■ PROBLEM TO WORK ON
Print the complete set of entries exactly.

═════ RECORD EXCERPTS ═════

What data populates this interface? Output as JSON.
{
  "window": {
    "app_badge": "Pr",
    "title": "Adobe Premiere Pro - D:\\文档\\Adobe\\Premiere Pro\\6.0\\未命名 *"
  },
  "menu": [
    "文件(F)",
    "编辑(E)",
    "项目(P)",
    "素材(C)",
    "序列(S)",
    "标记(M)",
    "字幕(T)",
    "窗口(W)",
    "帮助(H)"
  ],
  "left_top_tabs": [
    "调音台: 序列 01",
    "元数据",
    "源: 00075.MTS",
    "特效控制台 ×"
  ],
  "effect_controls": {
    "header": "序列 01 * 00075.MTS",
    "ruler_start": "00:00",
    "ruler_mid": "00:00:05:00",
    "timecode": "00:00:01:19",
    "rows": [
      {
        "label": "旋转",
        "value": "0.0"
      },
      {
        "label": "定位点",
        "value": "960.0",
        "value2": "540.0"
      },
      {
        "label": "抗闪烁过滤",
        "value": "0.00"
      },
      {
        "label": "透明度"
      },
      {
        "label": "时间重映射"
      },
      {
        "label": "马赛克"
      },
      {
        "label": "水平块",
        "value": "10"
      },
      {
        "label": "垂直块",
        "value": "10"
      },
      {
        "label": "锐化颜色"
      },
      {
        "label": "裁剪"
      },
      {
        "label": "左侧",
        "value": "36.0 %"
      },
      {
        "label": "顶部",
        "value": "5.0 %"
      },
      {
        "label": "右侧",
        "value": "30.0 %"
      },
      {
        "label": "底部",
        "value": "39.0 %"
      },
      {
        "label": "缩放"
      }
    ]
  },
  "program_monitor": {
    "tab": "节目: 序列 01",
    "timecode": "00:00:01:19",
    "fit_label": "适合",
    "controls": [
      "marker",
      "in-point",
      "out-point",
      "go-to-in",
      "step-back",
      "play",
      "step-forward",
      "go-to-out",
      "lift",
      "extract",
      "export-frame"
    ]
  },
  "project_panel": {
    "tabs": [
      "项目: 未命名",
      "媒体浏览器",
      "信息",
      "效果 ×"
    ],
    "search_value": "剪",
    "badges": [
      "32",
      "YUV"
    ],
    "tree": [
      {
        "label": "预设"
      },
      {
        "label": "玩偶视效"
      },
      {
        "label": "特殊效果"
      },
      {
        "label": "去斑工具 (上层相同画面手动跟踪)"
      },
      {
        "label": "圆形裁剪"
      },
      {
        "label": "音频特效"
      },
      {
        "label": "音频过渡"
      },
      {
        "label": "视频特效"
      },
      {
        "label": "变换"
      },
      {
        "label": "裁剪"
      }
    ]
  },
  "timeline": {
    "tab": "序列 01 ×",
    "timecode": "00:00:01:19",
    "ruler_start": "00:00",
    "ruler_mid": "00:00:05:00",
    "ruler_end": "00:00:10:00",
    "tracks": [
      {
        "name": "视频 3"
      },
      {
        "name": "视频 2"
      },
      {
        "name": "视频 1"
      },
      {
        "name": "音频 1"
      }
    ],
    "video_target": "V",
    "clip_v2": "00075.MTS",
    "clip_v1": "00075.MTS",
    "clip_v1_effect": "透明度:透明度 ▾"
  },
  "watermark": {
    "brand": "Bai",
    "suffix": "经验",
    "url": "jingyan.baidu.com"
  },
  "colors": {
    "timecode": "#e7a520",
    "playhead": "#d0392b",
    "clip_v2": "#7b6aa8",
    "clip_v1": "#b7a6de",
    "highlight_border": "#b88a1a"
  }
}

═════

■ ANSWER BOX
What data populates this interface? Output as JSON.
{
  "window": {
    "app_badge": "Pr",
    "title": "Adobe Premiere Pro - D:\\文档\\Adobe\\Premiere Pro\\6.0\\未命名 *"
  },
  "menu": [
    "文件(F)",
    "编辑(E)",
    "项目(P)",
    "素材(C)",
    "序列(S)",
    "标记(M)",
    "字幕(T)",
    "窗口(W)",
    "帮助(H)"
  ],
  "left_top_tabs": [
    "调音台: 序列 01",
    "元数据",
    "源: 00075.MTS",
    "特效控制台 ×"
  ],
  "effect_controls": {
    "header": "序列 01 * 00075.MTS",
    "ruler_start": "00:00",
    "ruler_mid": "00:00:05:00",
    "timecode": "00:00:01:19",
    "rows": [
      {
        "label": "旋转",
        "value": "0.0"
      },
      {
        "label": "定位点",
        "value": "960.0",
        "value2": "540.0"
      },
      {
        "label": "抗闪烁过滤",
        "value": "0.00"
      },
      {
        "label": "透明度"
      },
      {
        "label": "时间重映射"
      },
      {
        "label": "马赛克"
      },
      {
        "label": "水平块",
        "value": "10"
      },
      {
        "label": "垂直块",
        "value": "10"
      },
      {
        "label": "锐化颜色"
      },
      {
        "label": "裁剪"
      },
      {
        "label": "左侧",
        "value": "36.0 %"
      },
      {
        "label": "顶部",
        "value": "5.0 %"
      },
      {
        "label": "右侧",
        "value": "30.0 %"
      },
      {
        "label": "底部",
        "value": "39.0 %"
      },
      {
        "label": "缩放"
      }
    ]
  },
  "program_monitor": {
    "tab": "节目: 序列 01",
    "timecode": "00:00:01:19",
    "fit_label": "适合",
    "controls": [
      "marker",
      "in-point",
      "out-point",
      "go-to-in",
      "step-back",
      "play",
      "step-forward",
      "go-to-out",
      "lift",
      "extract",
      "export-frame"
    ]
  },
  "project_panel": {
    "tabs": [
      "项目: 未命名",
      "媒体浏览器",
      "信息",
      "效果 ×"
    ],
    "search_value": "剪",
    "badges": [
      "32",
      "YUV"
    ],
    "tree": [
      {
        "label": "预设"
      },
      {
        "label": "玩偶视效"
      },
      {
        "label": "特殊效果"
      },
      {
        "label": "去斑工具 (上层相同画面手动跟踪)"
      },
      {
        "label": "圆形裁剪"
      },
      {
        "label": "音频特效"
      },
      {
        "label": "音频过渡"
      },
      {
        "label": "视频特效"
      },
      {
        "label": "变换"
      },
      {
        "label": "裁剪"
      }
    ]
  },
  "timeline": {
    "tab": "序列 01 ×",
    "timecode": "00:00:01:19",
    "ruler_start": "00:00",
    "ruler_mid": "00:00:05:00",
    "ruler_end": "00:00:10:00",
    "tracks": [
      {
        "name": "视频 3"
      },
      {
        "name": "视频 2"
      },
      {
        "name": "视频 1"
      },
      {
        "name": "音频 1"
      }
    ],
    "video_target": "V",
    "clip_v2": "00075.MTS",
    "clip_v1": "00075.MTS",
    "clip_v1_effect": "透明度:透明度 ▾"
  },
  "watermark": {
    "brand": "Bai",
    "suffix": "经验",
    "url": "jingyan.baidu.com"
  },
  "colors": {
    "timecode": "#e7a520",
    "playhead": "#d0392b",
    "clip_v2": "#7b6aa8",
    "clip_v1": "#b7a6de",
    "highlight_border": "#b88a1a"
  }
}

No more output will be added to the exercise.